Use of laboratory data to confirm yield and liquefied strength ratio concepts

Research output: Contribution to journalArticlepeer-review


A laboratory database of triaxial compression test results was collected to examine the use of strength ratios for liquefaction analysis. Specifically, the database was used to: (i) validate the yield strength ratio concept (or yield friction angle); (ii) demonstrate the parallelism of the consolidation line and steady state line of many sandy soils; and (iii) validate the liquefied strength ratio concept. The yield strength ratio of contractive sandy soils in triaxial compression ranges from approximately 0.29 to 0.42 (corresponding to yield friction angles of 16°-23°), while the yield strength ratio from flow failure case histories (which correspond approximately to direct simple shear conditions) ranges from 0.23 to 0.31 (or yield friction angles of 13°-17°). As expected, the yield friction angle is greatest in triaxial compression, smaller in direct simple shear, and likely smallest in triaxial extension. The steady state line and consolidation line of many contractive sandy soils are parallel for a wide range effective stresses, steady state line slopes, fines contents, and grain sizes and shapes that are applicable to many civil engineering structures. As such, the liquefied strength ratio is a constant for many sandy soils deposited in a consistent manner. The liquefied strength ratio is inversely related to state parameter and ranges from approximately 0.02 to 0.22 in laboratory triaxial compression tests. Flow failure case histories fall near the middle of this range.

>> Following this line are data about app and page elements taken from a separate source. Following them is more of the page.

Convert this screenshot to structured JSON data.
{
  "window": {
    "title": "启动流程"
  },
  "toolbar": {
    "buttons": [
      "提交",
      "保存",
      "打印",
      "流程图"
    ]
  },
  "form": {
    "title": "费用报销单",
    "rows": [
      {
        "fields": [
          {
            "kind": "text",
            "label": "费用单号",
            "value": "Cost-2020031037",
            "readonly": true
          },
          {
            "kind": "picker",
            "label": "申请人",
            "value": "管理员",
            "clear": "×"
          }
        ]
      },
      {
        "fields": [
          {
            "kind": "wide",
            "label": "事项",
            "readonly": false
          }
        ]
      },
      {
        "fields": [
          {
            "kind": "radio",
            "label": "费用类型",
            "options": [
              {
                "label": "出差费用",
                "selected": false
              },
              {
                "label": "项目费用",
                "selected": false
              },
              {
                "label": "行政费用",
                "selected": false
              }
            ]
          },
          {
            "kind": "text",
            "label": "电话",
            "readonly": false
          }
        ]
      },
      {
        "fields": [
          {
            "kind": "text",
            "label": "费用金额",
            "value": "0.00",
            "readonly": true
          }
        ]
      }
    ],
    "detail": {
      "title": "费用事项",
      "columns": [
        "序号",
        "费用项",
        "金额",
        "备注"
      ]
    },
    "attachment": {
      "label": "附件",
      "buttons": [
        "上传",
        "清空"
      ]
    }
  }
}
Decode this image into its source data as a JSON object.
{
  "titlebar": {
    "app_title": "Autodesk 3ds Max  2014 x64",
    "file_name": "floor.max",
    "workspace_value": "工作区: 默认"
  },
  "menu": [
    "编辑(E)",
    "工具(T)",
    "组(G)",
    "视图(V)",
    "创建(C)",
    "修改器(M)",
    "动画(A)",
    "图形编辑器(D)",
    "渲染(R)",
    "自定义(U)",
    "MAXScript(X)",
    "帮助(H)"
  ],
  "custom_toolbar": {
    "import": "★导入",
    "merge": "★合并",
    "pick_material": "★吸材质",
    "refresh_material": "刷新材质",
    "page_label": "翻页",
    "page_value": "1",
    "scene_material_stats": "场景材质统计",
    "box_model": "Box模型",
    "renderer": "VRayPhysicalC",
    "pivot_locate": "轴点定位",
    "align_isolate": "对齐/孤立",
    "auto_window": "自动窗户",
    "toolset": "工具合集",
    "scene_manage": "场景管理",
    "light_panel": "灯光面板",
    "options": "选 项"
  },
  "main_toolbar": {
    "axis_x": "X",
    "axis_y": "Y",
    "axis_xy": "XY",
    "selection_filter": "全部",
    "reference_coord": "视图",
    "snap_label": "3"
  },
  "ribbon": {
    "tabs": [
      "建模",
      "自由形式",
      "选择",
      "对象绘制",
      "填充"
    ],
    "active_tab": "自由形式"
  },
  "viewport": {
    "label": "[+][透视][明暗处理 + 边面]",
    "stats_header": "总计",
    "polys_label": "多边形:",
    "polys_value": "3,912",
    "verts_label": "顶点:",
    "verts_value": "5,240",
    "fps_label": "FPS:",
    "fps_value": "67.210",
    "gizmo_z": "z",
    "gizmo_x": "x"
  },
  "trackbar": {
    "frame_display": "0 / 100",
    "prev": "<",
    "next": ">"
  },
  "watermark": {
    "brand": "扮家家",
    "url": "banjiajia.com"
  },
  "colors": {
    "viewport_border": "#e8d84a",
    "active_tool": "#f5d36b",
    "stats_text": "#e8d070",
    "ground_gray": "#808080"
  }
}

Original languageEnglish (US)
Pages (from-to)1164-1184
Number of pages21
JournalCanadian Geotechnical Journal
Issue number6
StatePublished - Dec 2003


  • Collapse surface
  • Liquefaction
  • Liquefied shear strength
  • Penetration resistance
  • Steady state line
  • Yield shear strength

ASJC Scopus subject areas

  • Civil and Structural Engineering


Dive into the research topics of 'Use of laboratory data to confirm yield and liquefied strength ratio concepts'. Together they form a unique fingerprint.

Cite this